WHAT TO WORK ON
Lines with "практика": copy each one from the listing below.

####

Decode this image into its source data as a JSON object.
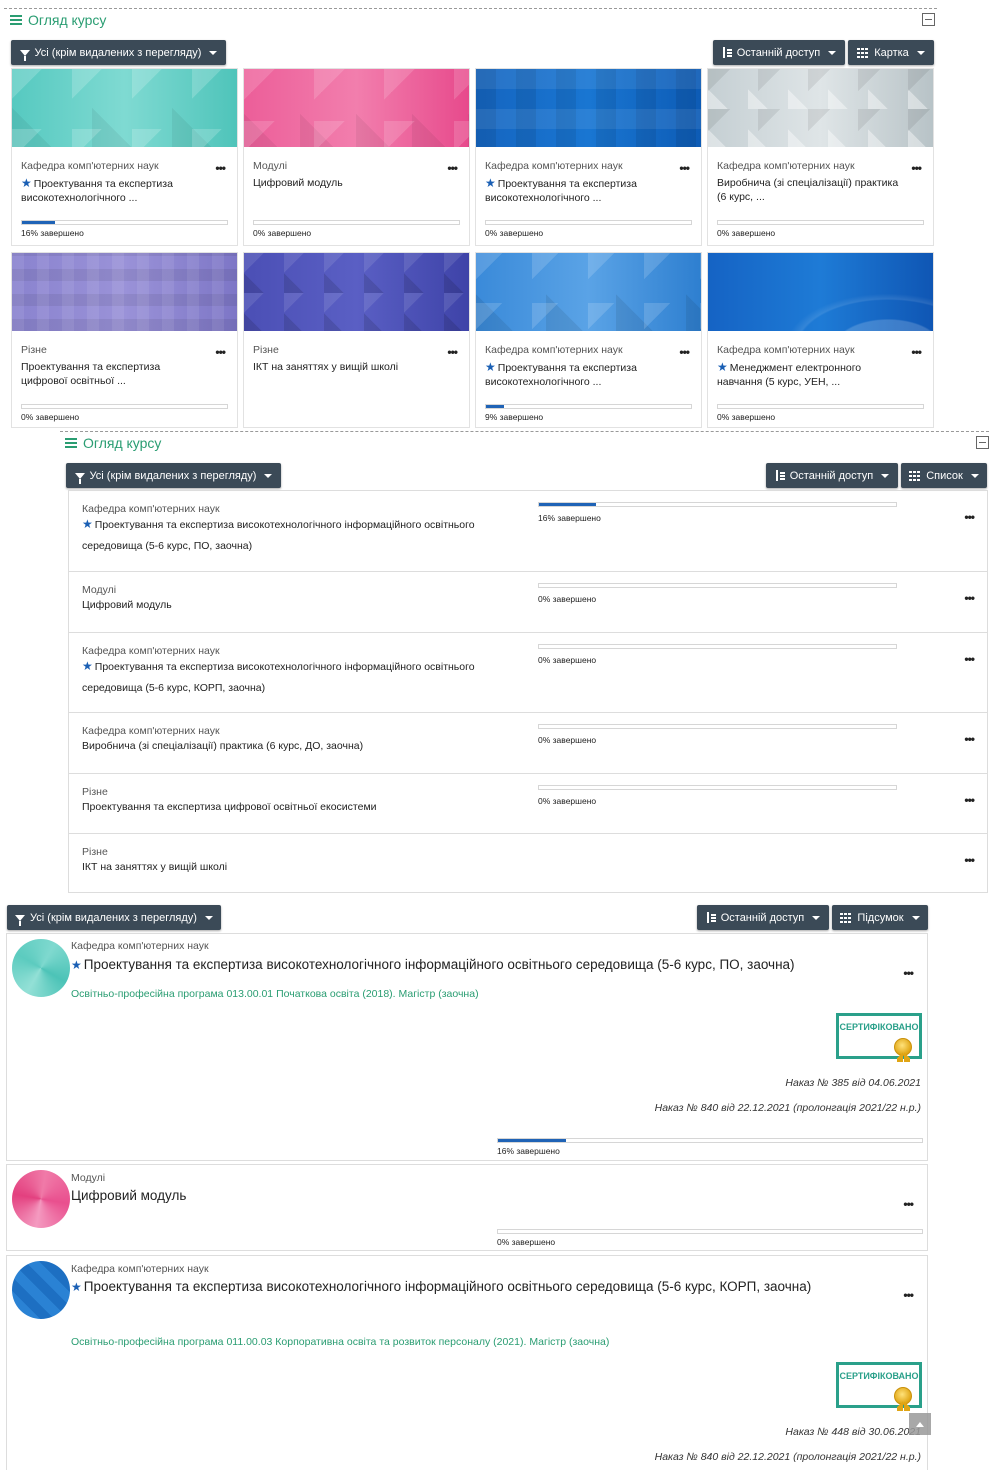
{
  "card_view": {
    "title": "Огляд курсу",
    "filter_label": "Усі (крім видалених з перегляду)",
    "sort_label": "Останній доступ",
    "view_label": "Картка",
    "courses": [
      {
        "category": "Кафедра комп'ютерних наук",
        "starred": true,
        "name": "Проектування та експертиза високотехнологічного ...",
        "progress": 16,
        "progress_text": "16% завершено",
        "pattern": "teal"
      },
      {
        "category": "Модулі",
        "starred": false,
        "name": "Цифровий модуль",
        "progress": 0,
        "progress_text": "0% завершено",
        "pattern": "pink"
      },
      {
        "category": "Кафедра комп'ютерних наук",
        "starred": true,
        "name": "Проектування та експертиза високотехнологічного ...",
        "progress": 0,
        "progress_text": "0% завершено",
        "pattern": "blue-squares"
      },
      {
        "category": "Кафедра комп'ютерних наук",
        "starred": false,
        "name": "Виробнича (зі спеціалізації) практика (6 курс, ...",
        "progress": 0,
        "progress_text": "0% завершено",
        "pattern": "grey"
      },
      {
        "category": "Різне",
        "starred": false,
        "name": "Проектування та експертиза цифрової освітньої ...",
        "progress": 0,
        "progress_text": "0% завершено",
        "pattern": "violet-squares"
      },
      {
        "category": "Різне",
        "starred": false,
        "name": "ІКТ на заняттях у вищій школі",
        "progress": null,
        "progress_text": "",
        "pattern": "indigo"
      },
      {
        "category": "Кафедра комп'ютерних наук",
        "starred": true,
        "name": "Проектування та експертиза високотехнологічного ...",
        "progress": 9,
        "progress_text": "9% завершено",
        "pattern": "sky"
      },
      {
        "category": "Кафедра комп'ютерних наук",
        "starred": true,
        "name": "Менеджмент електронного навчання (5 курс, УЕН, ...",
        "progress": 0,
        "progress_text": "0% завершено",
        "pattern": "wave"
      }
    ]
  },
  "list_view": {
    "title": "Огляд курсу",
    "filter_label": "Усі (крім видалених з перегляду)",
    "sort_label": "Останній доступ",
    "view_label": "Список",
    "courses": [
      {
        "category": "Кафедра комп'ютерних наук",
        "starred": true,
        "name": "Проектування та експертиза високотехнологічного інформаційного освітнього",
        "name2": "середовища (5-6 курс, ПО, заочна)",
        "progress": 16,
        "progress_text": "16% завершено"
      },
      {
        "category": "Модулі",
        "starred": false,
        "name": "Цифровий модуль",
        "name2": "",
        "progress": 0,
        "progress_text": "0% завершено"
      },
      {
        "category": "Кафедра комп'ютерних наук",
        "starred": true,
        "name": "Проектування та експертиза високотехнологічного інформаційного освітнього",
        "name2": "середовища (5-6 курс, КОРП, заочна)",
        "progress": 0,
        "progress_text": "0% завершено"
      },
      {
        "category": "Кафедра комп'ютерних наук",
        "starred": false,
        "name": "Виробнича (зі спеціалізації) практика (6 курс, ДО, заочна)",
        "name2": "",
        "progress": 0,
        "progress_text": "0% завершено"
      },
      {
        "category": "Різне",
        "starred": false,
        "name": "Проектування та експертиза цифрової освітньої екосистеми",
        "name2": "",
        "progress": 0,
        "progress_text": "0% завершено"
      },
      {
        "category": "Різне",
        "starred": false,
        "name": "ІКТ на заняттях у вищій школі",
        "name2": "",
        "progress": null,
        "progress_text": ""
      }
    ]
  },
  "summary_view": {
    "filter_label": "Усі (крім видалених з перегляду)",
    "sort_label": "Останній доступ",
    "view_label": "Підсумок",
    "certified_label": "СЕРТИФІКОВАНО",
    "courses": [
      {
        "category": "Кафедра комп'ютерних наук",
        "starred": true,
        "name": "Проектування та експертиза високотехнологічного інформаційного освітнього середовища (5-6 курс, ПО, заочна)",
        "program": "Освітньо-професійна програма 013.00.01 Початкова освіта (2018). Магістр (заочна)",
        "order1": "Наказ № 385 від 04.06.2021",
        "order2": "Наказ № 840 від 22.12.2021 (пролонгація 2021/22 н.р.)",
        "progress": 16,
        "progress_text": "16% завершено"
      },
      {
        "category": "Модулі",
        "starred": false,
        "name": "Цифровий модуль",
        "progress": 0,
        "progress_text": "0% завершено"
      },
      {
        "category": "Кафедра комп'ютерних наук",
        "starred": true,
        "name": "Проектування та експертиза високотехнологічного інформаційного освітнього середовища (5-6 курс, КОРП, заочна)",
        "program": "Освітньо-професійна програма 011.00.03 Корпоративна освіта та розвиток персоналу (2021). Магістр (заочна)",
        "order1": "Наказ № 448 від 30.06.2021",
        "order2": "Наказ № 840 від 22.12.2021 (пролонгація 2021/22 н.р.)"
      }
    ]
  },
  "colors": {
    "accent_green": "#2a9d72",
    "button_dark": "#3b4a57",
    "progress_blue": "#1f63b6",
    "star_blue": "#1a5fb4"
  }
}
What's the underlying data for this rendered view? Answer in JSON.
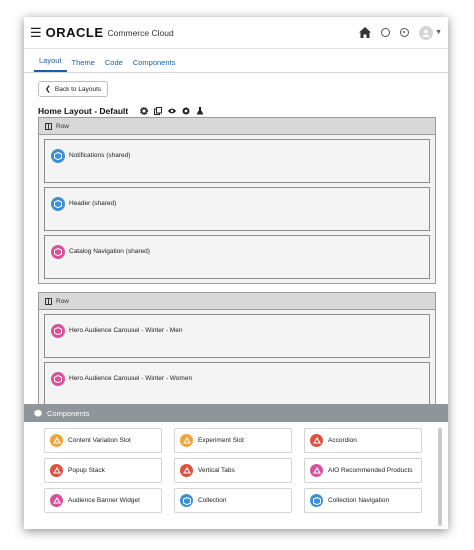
{
  "app": {
    "brand": "ORACLE",
    "product": "Commerce Cloud"
  },
  "tabs": [
    {
      "label": "Layout",
      "active": true
    },
    {
      "label": "Theme",
      "active": false
    },
    {
      "label": "Code",
      "active": false
    },
    {
      "label": "Components",
      "active": false
    }
  ],
  "back_button": {
    "label": "Back to Layouts"
  },
  "page_title": "Home Layout - Default",
  "rows": [
    {
      "label": "Row",
      "widgets": [
        {
          "label": "Notifications (shared)",
          "color": "#3d8fd4",
          "icon": "cube-icon"
        },
        {
          "label": "Header (shared)",
          "color": "#3d8fd4",
          "icon": "cube-icon"
        },
        {
          "label": "Catalog Navigation (shared)",
          "color": "#d9519b",
          "icon": "cube-icon"
        }
      ]
    },
    {
      "label": "Row",
      "widgets": [
        {
          "label": "Hero Audience Carousel - Winter - Men",
          "color": "#d9519b",
          "icon": "cube-icon"
        },
        {
          "label": "Hero Audience Carousel - Winter - Women",
          "color": "#d9519b",
          "icon": "cube-icon"
        }
      ]
    }
  ],
  "components_panel": {
    "title": "Components",
    "items": [
      {
        "label": "Content Variation Slot",
        "color": "#f0a23c"
      },
      {
        "label": "Experiment Slot",
        "color": "#f0a23c"
      },
      {
        "label": "Accordion",
        "color": "#e0503e"
      },
      {
        "label": "Popup Stack",
        "color": "#e0503e"
      },
      {
        "label": "Vertical Tabs",
        "color": "#e0503e"
      },
      {
        "label": "AIO Recommended Products",
        "color": "#d9519b"
      },
      {
        "label": "Audience Banner Widget",
        "color": "#d9519b"
      },
      {
        "label": "Collection",
        "color": "#3d8fd4"
      },
      {
        "label": "Collection Navigation",
        "color": "#3d8fd4"
      }
    ]
  },
  "colors": {
    "accent": "#1a5fa6",
    "panel_header": "#8e959b"
  }
}
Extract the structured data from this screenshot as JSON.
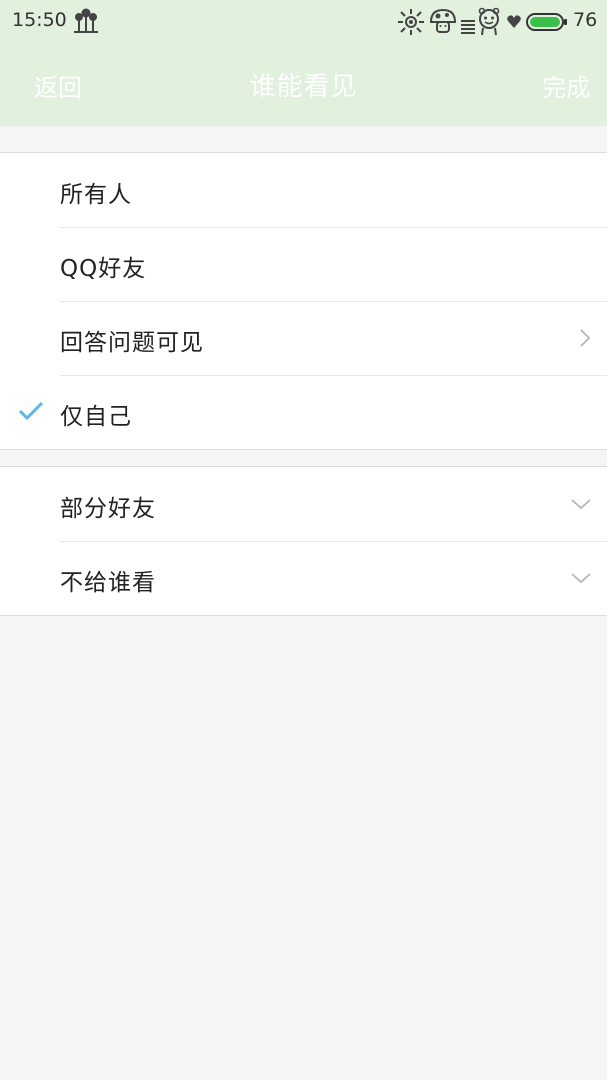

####

ANSWER
        "name": "Виробнича (зі спеціалізації) практика (6 курс, ...",
        "name": "Виробнича (зі спеціалізації) практика (6 курс, ДО, заочна)",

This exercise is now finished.